▶ **What needs to be done**:
Every line of the material must appear in the answer exactly as it does here.

▶ **Data supplied**:
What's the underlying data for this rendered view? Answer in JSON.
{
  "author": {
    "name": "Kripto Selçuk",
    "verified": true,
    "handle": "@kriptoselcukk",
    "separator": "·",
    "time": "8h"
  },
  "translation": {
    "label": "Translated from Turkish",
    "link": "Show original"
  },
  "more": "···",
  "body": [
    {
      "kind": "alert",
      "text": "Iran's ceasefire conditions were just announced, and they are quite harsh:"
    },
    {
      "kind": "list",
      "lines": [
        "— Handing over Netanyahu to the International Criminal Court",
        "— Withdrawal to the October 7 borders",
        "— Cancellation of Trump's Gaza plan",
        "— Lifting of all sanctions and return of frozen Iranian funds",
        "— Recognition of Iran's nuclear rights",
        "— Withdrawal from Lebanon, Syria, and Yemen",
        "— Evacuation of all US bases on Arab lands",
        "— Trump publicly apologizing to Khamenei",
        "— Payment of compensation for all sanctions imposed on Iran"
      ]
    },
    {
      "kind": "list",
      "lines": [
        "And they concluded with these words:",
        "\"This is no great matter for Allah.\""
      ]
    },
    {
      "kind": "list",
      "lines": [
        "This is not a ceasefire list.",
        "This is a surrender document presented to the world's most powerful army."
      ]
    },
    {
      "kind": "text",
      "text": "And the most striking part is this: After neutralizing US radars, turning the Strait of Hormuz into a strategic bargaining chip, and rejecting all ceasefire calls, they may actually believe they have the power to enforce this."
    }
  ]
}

▶ **Answer to this exercise**:
What's the underlying data for this rendered view? Answer in JSON.
{
  "author": {
    "name": "Kripto Selçuk",
    "verified": true,
    "handle": "@kriptoselcukk",
    "separator": "·",
    "time": "8h"
  },
  "translation": {
    "label": "Translated from Turkish",
    "link": "Show original"
  },
  "more": "···",
  "body": [
    {
      "kind": "alert",
      "text": "Iran's ceasefire conditions were just announced, and they are quite harsh:"
    },
    {
      "kind": "list",
      "lines": [
        "— Handing over Netanyahu to the International Criminal Court",
        "— Withdrawal to the October 7 borders",
        "— Cancellation of Trump's Gaza plan",
        "— Lifting of all sanctions and return of frozen Iranian funds",
        "— Recognition of Iran's nuclear rights",
        "— Withdrawal from Lebanon, Syria, and Yemen",
        "— Evacuation of all US bases on Arab lands",
        "— Trump publicly apologizing to Khamenei",
        "— Payment of compensation for all sanctions imposed on Iran"
      ]
    },
    {
      "kind": "list",
      "lines": [
        "And they concluded with these words:",
        "\"This is no great matter for Allah.\""
      ]
    },
    {
      "kind": "list",
      "lines": [
        "This is not a ceasefire list.",
        "This is a surrender document presented to the world's most powerful army."
      ]
    },
    {
      "kind": "text",
      "text": "And the most striking part is this: After neutralizing US radars, turning the Strait of Hormuz into a strategic bargaining chip, and rejecting all ceasefire calls, they may actually believe they have the power to enforce this."
    }
  ]
}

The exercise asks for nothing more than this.